What the task asks: Please restate the data word for word, in full.

<<<<

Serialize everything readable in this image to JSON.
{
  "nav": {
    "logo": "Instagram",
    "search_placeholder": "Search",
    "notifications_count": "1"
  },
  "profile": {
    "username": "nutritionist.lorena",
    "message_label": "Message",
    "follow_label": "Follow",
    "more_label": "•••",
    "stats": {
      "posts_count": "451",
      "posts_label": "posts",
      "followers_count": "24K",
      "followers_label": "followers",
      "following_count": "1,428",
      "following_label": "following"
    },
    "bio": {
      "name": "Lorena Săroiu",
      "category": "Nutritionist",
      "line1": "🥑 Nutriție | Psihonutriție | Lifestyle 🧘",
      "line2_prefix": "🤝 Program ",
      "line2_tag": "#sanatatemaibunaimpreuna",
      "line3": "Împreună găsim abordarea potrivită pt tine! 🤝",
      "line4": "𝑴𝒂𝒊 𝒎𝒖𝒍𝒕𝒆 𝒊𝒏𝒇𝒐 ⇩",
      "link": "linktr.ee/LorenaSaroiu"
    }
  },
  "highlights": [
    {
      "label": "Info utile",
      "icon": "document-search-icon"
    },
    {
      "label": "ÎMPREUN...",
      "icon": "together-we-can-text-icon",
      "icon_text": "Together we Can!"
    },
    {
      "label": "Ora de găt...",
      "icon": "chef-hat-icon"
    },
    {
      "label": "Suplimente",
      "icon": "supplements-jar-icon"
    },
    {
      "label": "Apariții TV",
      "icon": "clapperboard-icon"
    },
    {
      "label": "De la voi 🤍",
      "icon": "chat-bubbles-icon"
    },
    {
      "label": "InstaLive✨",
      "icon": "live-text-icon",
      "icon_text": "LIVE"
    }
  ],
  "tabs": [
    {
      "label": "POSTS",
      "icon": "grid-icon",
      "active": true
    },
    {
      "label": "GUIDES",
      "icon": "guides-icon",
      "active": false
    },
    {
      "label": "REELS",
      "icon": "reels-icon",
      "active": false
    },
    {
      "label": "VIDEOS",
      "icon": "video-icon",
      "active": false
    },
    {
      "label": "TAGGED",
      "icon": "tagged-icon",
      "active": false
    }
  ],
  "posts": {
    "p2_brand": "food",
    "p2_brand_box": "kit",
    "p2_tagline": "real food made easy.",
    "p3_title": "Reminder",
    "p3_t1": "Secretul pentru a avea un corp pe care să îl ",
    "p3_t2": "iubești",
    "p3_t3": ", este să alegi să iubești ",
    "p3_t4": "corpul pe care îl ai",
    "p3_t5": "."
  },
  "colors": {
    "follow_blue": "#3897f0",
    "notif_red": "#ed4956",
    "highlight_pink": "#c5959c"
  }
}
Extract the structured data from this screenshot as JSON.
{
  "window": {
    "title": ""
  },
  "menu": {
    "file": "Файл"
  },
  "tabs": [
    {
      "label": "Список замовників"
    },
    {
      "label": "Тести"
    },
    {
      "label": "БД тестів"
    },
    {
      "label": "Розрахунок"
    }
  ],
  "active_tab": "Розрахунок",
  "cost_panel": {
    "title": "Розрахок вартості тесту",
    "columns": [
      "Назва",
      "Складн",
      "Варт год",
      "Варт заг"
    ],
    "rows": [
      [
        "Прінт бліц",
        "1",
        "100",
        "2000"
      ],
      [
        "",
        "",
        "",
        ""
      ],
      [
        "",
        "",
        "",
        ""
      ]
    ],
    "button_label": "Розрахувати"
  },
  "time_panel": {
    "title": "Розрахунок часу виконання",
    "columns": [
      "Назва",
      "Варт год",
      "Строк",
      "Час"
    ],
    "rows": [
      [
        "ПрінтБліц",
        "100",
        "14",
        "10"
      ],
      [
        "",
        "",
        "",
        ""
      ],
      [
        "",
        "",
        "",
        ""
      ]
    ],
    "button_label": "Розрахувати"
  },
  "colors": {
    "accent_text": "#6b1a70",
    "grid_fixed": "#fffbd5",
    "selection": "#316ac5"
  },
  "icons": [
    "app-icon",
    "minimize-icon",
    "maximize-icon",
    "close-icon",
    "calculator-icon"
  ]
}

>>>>

Answer to this exercise:
Serialize everything readable in this image to JSON.
{
  "nav": {
    "logo": "Instagram",
    "search_placeholder": "Search",
    "notifications_count": "1"
  },
  "profile": {
    "username": "nutritionist.lorena",
    "message_label": "Message",
    "follow_label": "Follow",
    "more_label": "•••",
    "stats": {
      "posts_count": "451",
      "posts_label": "posts",
      "followers_count": "24K",
      "followers_label": "followers",
      "following_count": "1,428",
      "following_label": "following"
    },
    "bio": {
      "name": "Lorena Săroiu",
      "category": "Nutritionist",
      "line1": "🥑 Nutriție | Psihonutriție | Lifestyle 🧘",
      "line2_prefix": "🤝 Program ",
      "line2_tag": "#sanatatemaibunaimpreuna",
      "line3": "Împreună găsim abordarea potrivită pt tine! 🤝",
      "line4": "𝑴𝒂𝒊 𝒎𝒖𝒍𝒕𝒆 𝒊𝒏𝒇𝒐 ⇩",
      "link": "linktr.ee/LorenaSaroiu"
    }
  },
  "highlights": [
    {
      "label": "Info utile",
      "icon": "document-search-icon"
    },
    {
      "label": "ÎMPREUN...",
      "icon": "together-we-can-text-icon",
      "icon_text": "Together we Can!"
    },
    {
      "label": "Ora de găt...",
      "icon": "chef-hat-icon"
    },
    {
      "label": "Suplimente",
      "icon": "supplements-jar-icon"
    },
    {
      "label": "Apariții TV",
      "icon": "clapperboard-icon"
    },
    {
      "label": "De la voi 🤍",
      "icon": "chat-bubbles-icon"
    },
    {
      "label": "InstaLive✨",
      "icon": "live-text-icon",
      "icon_text": "LIVE"
    }
  ],
  "tabs": [
    {
      "label": "POSTS",
      "icon": "grid-icon",
      "active": true
    },
    {
      "label": "GUIDES",
      "icon": "guides-icon",
      "active": false
    },
    {
      "label": "REELS",
      "icon": "reels-icon",
      "active": false
    },
    {
      "label": "VIDEOS",
      "icon": "video-icon",
      "active": false
    },
    {
      "label": "TAGGED",
      "icon": "tagged-icon",
      "active": false
    }
  ],
  "posts": {
    "p2_brand": "food",
    "p2_brand_box": "kit",
    "p2_tagline": "real food made easy.",
    "p3_title": "Reminder",
    "p3_t1": "Secretul pentru a avea un corp pe care să îl ",
    "p3_t2": "iubești",
    "p3_t3": ", este să alegi să iubești ",
    "p3_t4": "corpul pe care îl ai",
    "p3_t5": "."
  },
  "colors": {
    "follow_blue": "#3897f0",
    "notif_red": "#ed4956",
    "highlight_pink": "#c5959c"
  }
}
Extract the structured data from this screenshot as JSON.
{
  "window": {
    "title": ""
  },
  "menu": {
    "file": "Файл"
  },
  "tabs": [
    {
      "label": "Список замовників"
    },
    {
      "label": "Тести"
    },
    {
      "label": "БД тестів"
    },
    {
      "label": "Розрахунок"
    }
  ],
  "active_tab": "Розрахунок",
  "cost_panel": {
    "title": "Розрахок вартості тесту",
    "columns": [
      "Назва",
      "Складн",
      "Варт год",
      "Варт заг"
    ],
    "rows": [
      [
        "Прінт бліц",
        "1",
        "100",
        "2000"
      ],
      [
        "",
        "",
        "",
        ""
      ],
      [
        "",
        "",
        "",
        ""
      ]
    ],
    "button_label": "Розрахувати"
  },
  "time_panel": {
    "title": "Розрахунок часу виконання",
    "columns": [
      "Назва",
      "Варт год",
      "Строк",
      "Час"
    ],
    "rows": [
      [
        "ПрінтБліц",
        "100",
        "14",
        "10"
      ],
      [
        "",
        "",
        "",
        ""
      ],
      [
        "",
        "",
        "",
        ""
      ]
    ],
    "button_label": "Розрахувати"
  },
  "colors": {
    "accent_text": "#6b1a70",
    "grid_fixed": "#fffbd5",
    "selection": "#316ac5"
  },
  "icons": [
    "app-icon",
    "minimize-icon",
    "maximize-icon",
    "close-icon",
    "calculator-icon"
  ]
}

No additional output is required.